How is Gin Made
Gin is made from the same base ingredient as vodka: neutral spirit. What separates gin from vodka is the inclusion of juniper and other botanicals in the distillation. However, there are almost as many different ways of including these botanicals as there are different gins throughout the world, so it can get a bit confusing.
To extract flavors and aromas from their botanicals, most gin makers soak their botanicals in neutral spirit - a process calle “maceration”. Some gin makers stop here, with the resulting gin being called an “infused gin” or a “bathtub gin”.
In order to make a cleaner, smoother gin, most gin makers distill this macerate in a pot still. This creates what is known as “dry gin” or “distilled gin”. Additionally, some distillers place botanicals inside a basket high up in the still where no liquid ever touches them. Rather, the extraction of the flavors and aromas is performed by the evaporated spirit as it blows past the botanicals inside the still. This process is known as “vapor extraction”.
To make Wheeler’s Wester Dry Gin, Santa Fe Spirits built a still unlike any other gin still: a combination of a direct steam injection still known to moonshiners as a “thumper” and a classic vapor extraction still used by few modern gin distilleries called a “carter-head still”. The resultant hybrid, for lack of a better name, is called “Botanicus Maximus”.
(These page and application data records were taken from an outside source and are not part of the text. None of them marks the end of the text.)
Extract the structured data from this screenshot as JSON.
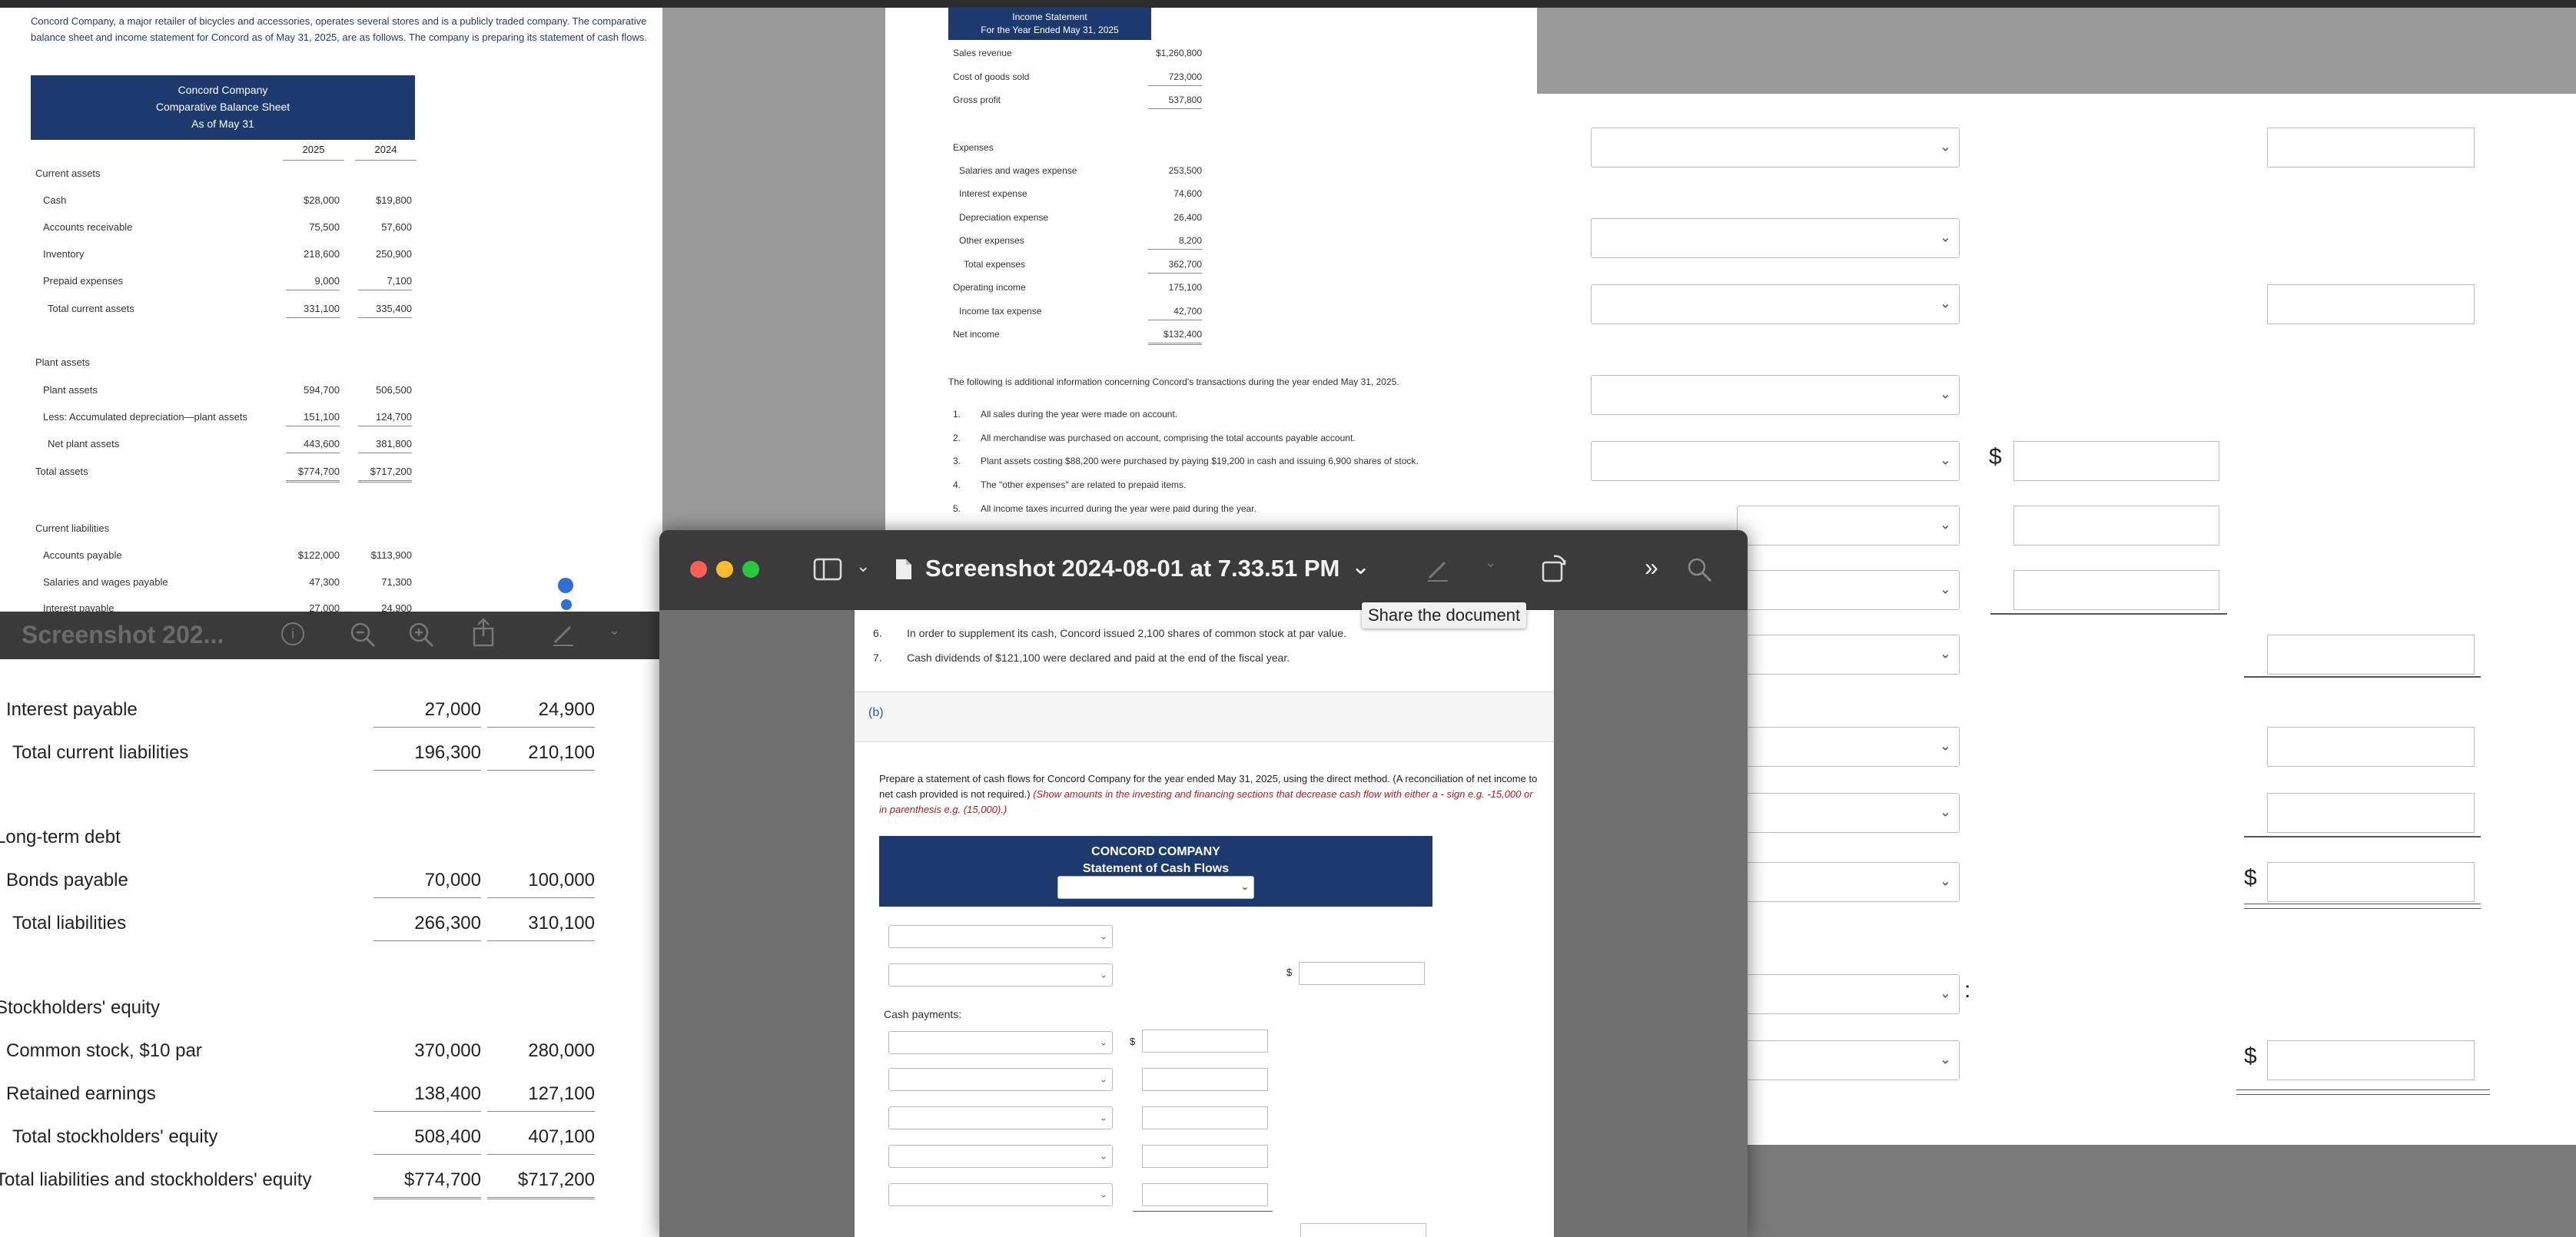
{
  "intro": "Concord Company, a major retailer of bicycles and accessories, operates several stores and is a publicly traded company. The comparative balance sheet and income statement for Concord as of May 31, 2025, are as follows. The company is preparing its statement of cash flows.",
  "balance_sheet": {
    "company": "Concord Company",
    "title": "Comparative Balance Sheet",
    "as_of": "As of May 31",
    "col1": "2025",
    "col2": "2024",
    "current_assets_label": "Current assets",
    "current_assets": [
      {
        "label": "Cash",
        "v1": "$28,000",
        "v2": "$19,800"
      },
      {
        "label": "Accounts receivable",
        "v1": "75,500",
        "v2": "57,600"
      },
      {
        "label": "Inventory",
        "v1": "218,600",
        "v2": "250,900"
      },
      {
        "label": "Prepaid expenses",
        "v1": "9,000",
        "v2": "7,100"
      },
      {
        "label": "Total current assets",
        "v1": "331,100",
        "v2": "335,400"
      }
    ],
    "plant_assets_label": "Plant assets",
    "plant_assets": [
      {
        "label": "Plant assets",
        "v1": "594,700",
        "v2": "506,500"
      },
      {
        "label": "Less: Accumulated depreciation—plant assets",
        "v1": "151,100",
        "v2": "124,700"
      },
      {
        "label": "Net plant assets",
        "v1": "443,600",
        "v2": "381,800"
      },
      {
        "label": "Total assets",
        "v1": "$774,700",
        "v2": "$717,200"
      }
    ],
    "current_liabilities_label": "Current liabilities",
    "current_liabilities": [
      {
        "label": "Accounts payable",
        "v1": "$122,000",
        "v2": "$113,900"
      },
      {
        "label": "Salaries and wages payable",
        "v1": "47,300",
        "v2": "71,300"
      },
      {
        "label": "Interest payable",
        "v1": "27,000",
        "v2": "24,900"
      }
    ]
  },
  "zoom_window": {
    "title": "Screenshot 202...",
    "rows": [
      {
        "label": "Interest payable",
        "v1": "27,000",
        "v2": "24,900"
      },
      {
        "label": "Total current liabilities",
        "v1": "196,300",
        "v2": "210,100"
      },
      {
        "label": "Long-term debt",
        "v1": "",
        "v2": ""
      },
      {
        "label": "Bonds payable",
        "v1": "70,000",
        "v2": "100,000"
      },
      {
        "label": "Total liabilities",
        "v1": "266,300",
        "v2": "310,100"
      },
      {
        "label": "Stockholders' equity",
        "v1": "",
        "v2": ""
      },
      {
        "label": "Common stock, $10 par",
        "v1": "370,000",
        "v2": "280,000"
      },
      {
        "label": "Retained earnings",
        "v1": "138,400",
        "v2": "127,100"
      },
      {
        "label": "Total stockholders' equity",
        "v1": "508,400",
        "v2": "407,100"
      },
      {
        "label": "Total liabilities and stockholders' equity",
        "v1": "$774,700",
        "v2": "$717,200"
      }
    ]
  },
  "income_statement": {
    "title": "Income Statement",
    "period": "For the Year Ended May 31, 2025",
    "rows": [
      {
        "label": "Sales revenue",
        "v": "$1,260,800"
      },
      {
        "label": "Cost of goods sold",
        "v": "723,000"
      },
      {
        "label": "Gross profit",
        "v": "537,800"
      },
      {
        "label": "Expenses",
        "v": ""
      },
      {
        "label": "Salaries and wages expense",
        "v": "253,500"
      },
      {
        "label": "Interest expense",
        "v": "74,600"
      },
      {
        "label": "Depreciation expense",
        "v": "26,400"
      },
      {
        "label": "Other expenses",
        "v": "8,200"
      },
      {
        "label": "Total expenses",
        "v": "362,700"
      },
      {
        "label": "Operating income",
        "v": "175,100"
      },
      {
        "label": "Income tax expense",
        "v": "42,700"
      },
      {
        "label": "Net income",
        "v": "$132,400"
      }
    ],
    "additional_intro": "The following is additional information concerning Concord's transactions during the year ended May 31, 2025.",
    "notes": [
      {
        "n": "1.",
        "t": "All sales during the year were made on account."
      },
      {
        "n": "2.",
        "t": "All merchandise was purchased on account, comprising the total accounts payable account."
      },
      {
        "n": "3.",
        "t": "Plant assets costing $88,200 were purchased by paying $19,200 in cash and issuing 6,900 shares of stock."
      },
      {
        "n": "4.",
        "t": "The \"other expenses\" are related to prepaid items."
      },
      {
        "n": "5.",
        "t": "All income taxes incurred during the year were paid during the year."
      }
    ]
  },
  "preview_window": {
    "title": "Screenshot 2024-08-01 at 7.33.51 PM",
    "tooltip": "Share the document",
    "notes": [
      {
        "n": "6.",
        "t": "In order to supplement its cash, Concord issued 2,100 shares of common stock at par value."
      },
      {
        "n": "7.",
        "t": "Cash dividends of $121,100 were declared and paid at the end of the fiscal year."
      }
    ],
    "part": "(b)",
    "instructions": "Prepare a statement of cash flows for Concord Company for the year ended May 31, 2025, using the direct method. (A reconciliation of net income to net cash provided is not required.)",
    "instructions_red": "(Show amounts in the investing and financing sections that decrease cash flow with either a - sign e.g. -15,000 or in parenthesis e.g. (15,000).)",
    "cf_company": "CONCORD COMPANY",
    "cf_title": "Statement of Cash Flows",
    "cash_payments_label": "Cash payments:",
    "dollar": "$"
  },
  "form": {
    "dollar": "$",
    "colon": ":"
  }
}
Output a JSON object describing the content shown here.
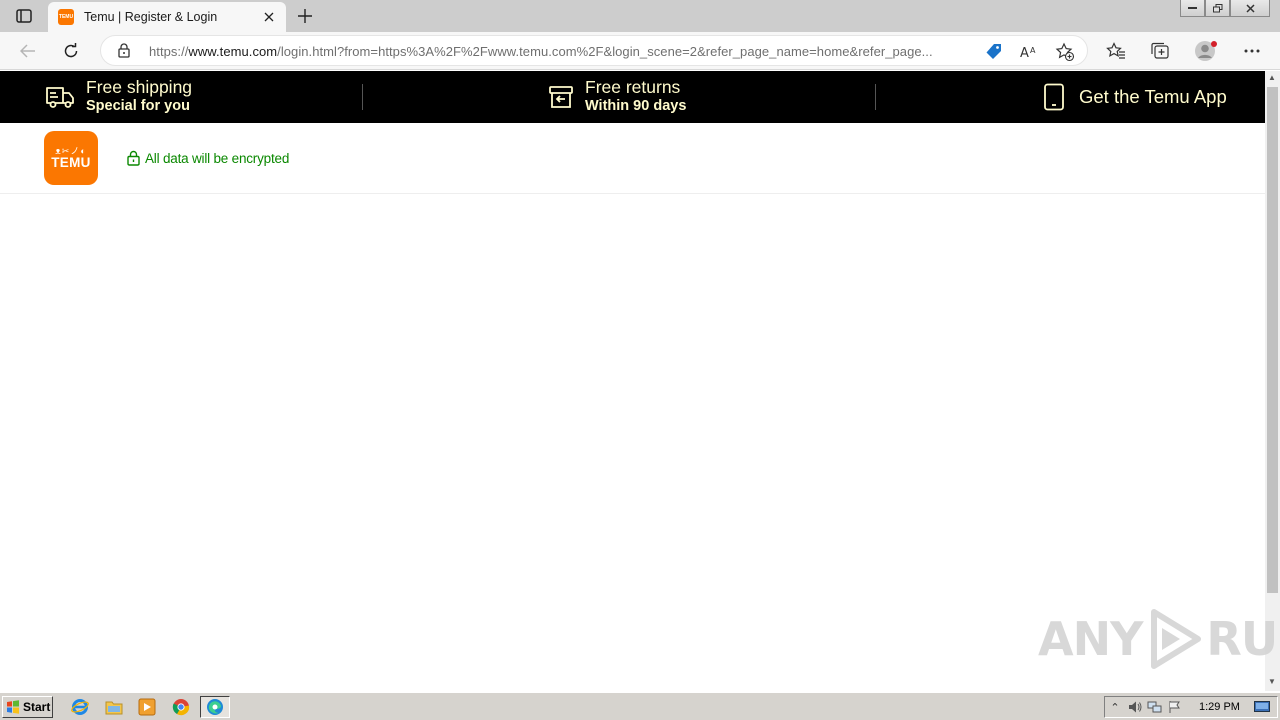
{
  "browser": {
    "tab": {
      "title": "Temu | Register & Login",
      "favicon_text": "TEMU"
    },
    "url": {
      "prefix": "https://",
      "host": "www.temu.com",
      "rest": "/login.html?from=https%3A%2F%2Fwww.temu.com%2F&login_scene=2&refer_page_name=home&refer_page..."
    },
    "icons": [
      "back-icon",
      "refresh-icon",
      "lock-icon",
      "tag-icon",
      "read-aloud-icon",
      "add-favorite-icon",
      "favorites-icon",
      "collections-icon",
      "profile-icon",
      "more-icon"
    ]
  },
  "promo": {
    "shipping": {
      "title": "Free shipping",
      "subtitle": "Special for you"
    },
    "returns": {
      "title": "Free returns",
      "subtitle": "Within 90 days"
    },
    "app": {
      "label": "Get the Temu App"
    }
  },
  "header": {
    "logo": {
      "glyphs": "ᴥ✂ノ◐",
      "word": "TEMU"
    },
    "secure_text": "All data will be encrypted"
  },
  "watermark": {
    "left": "ANY",
    "right": "RUN"
  },
  "taskbar": {
    "start_label": "Start",
    "clock": "1:29 PM"
  },
  "colors": {
    "brand": "#fb7701",
    "promo_text": "#fffbcd",
    "secure_green": "#0a8800"
  }
}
By utilizing both maceration and vapor extraction (depending on the preference of the individual botanical) Botanicus captures only the most perfect expression of each individual botanical for inclusion in Wheeler’s.